Title Tracking the dynamics of skyglow with differential photometry using a digital camera with fisheye lens Type Journal Article
Year 2018 Publication Journal of Quantitative Spectroscopy and Radiative Transfer Abbreviated Journal Journal of Quantitative Spectroscopy and Radiative Transfer
Volume 209 Issue Pages 212-223
Keywords (down) Skyglow; Instrumentation

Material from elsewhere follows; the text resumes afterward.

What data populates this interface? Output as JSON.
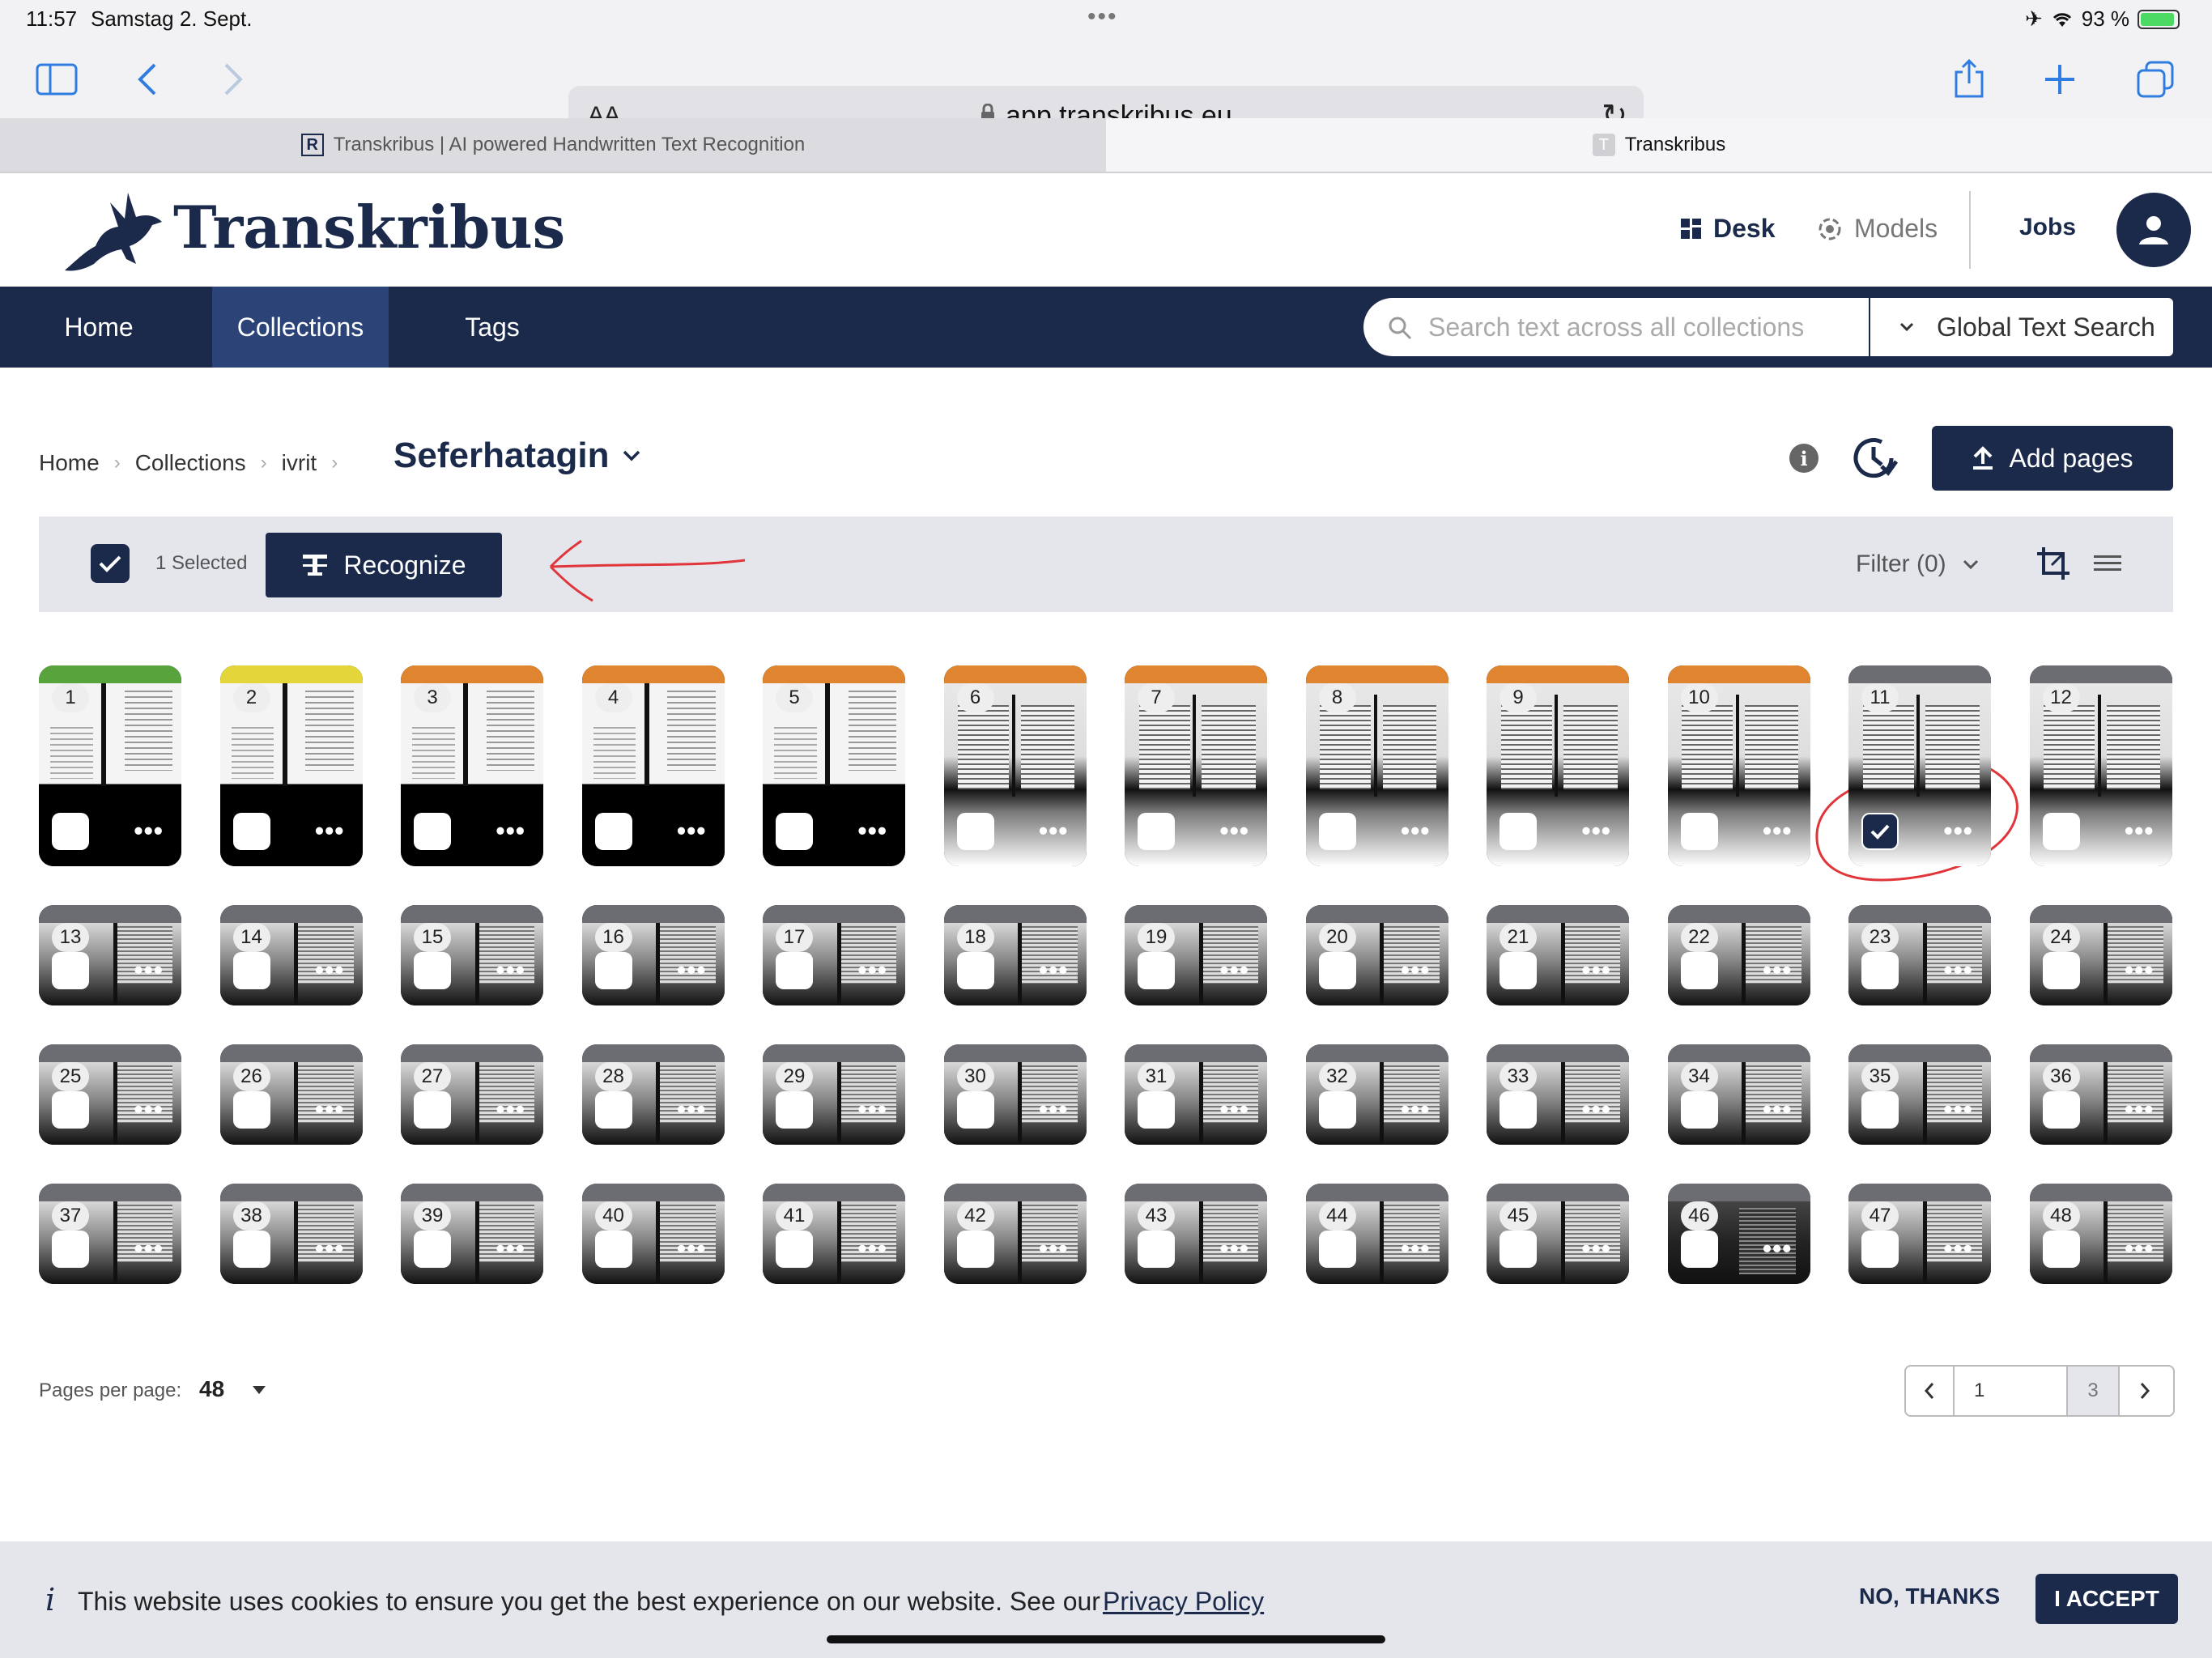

Abstract rtificial skyglow is dynamic due to changing atmospheric conditions and the switching on and off of artificial lights throughout the night. Street lights as well as the ornamental illumination of historical sites and buildings are sometimes switched off at a certain time to save energy. Ornamental lights in particular are often directed upwards, and can therefore have a major contribution towards brightening of the night sky. Here we use differential photometry to investigate the change in night sky brightness and illuminance during an automated regular switch-off of ornamental light in the town of Balaguer and an organized switch-off of all public lights in the village of Àger, both near Montsec Astronomical Park in Spain. The sites were observed during two nights with clear and cloudy conditions using a DSLR camera and a fisheye lens. A time series of images makes it possible to track changes in lighting conditions and sky brightness simultaneously. During the clear night, the ornamental lights in Balaguer contribute over 20% of the skyglow at zenith at the observational site. Furthermore, we are able to track very small changes in the ground illuminance on a cloudy night near Àger.
Address
Corporate Author Thesis
Publisher Place of Publication Editor
Language Summary Language Original Title
Series Editor Series Title Abbreviated Series Title
Series Volume Series Issue Edition
ISSN 0022-4073 ISBN Medium
Area Expedition Conference
Notes Approved no
Call Number LoNNe @ kyba @ Serial 1807
Permanent link to this record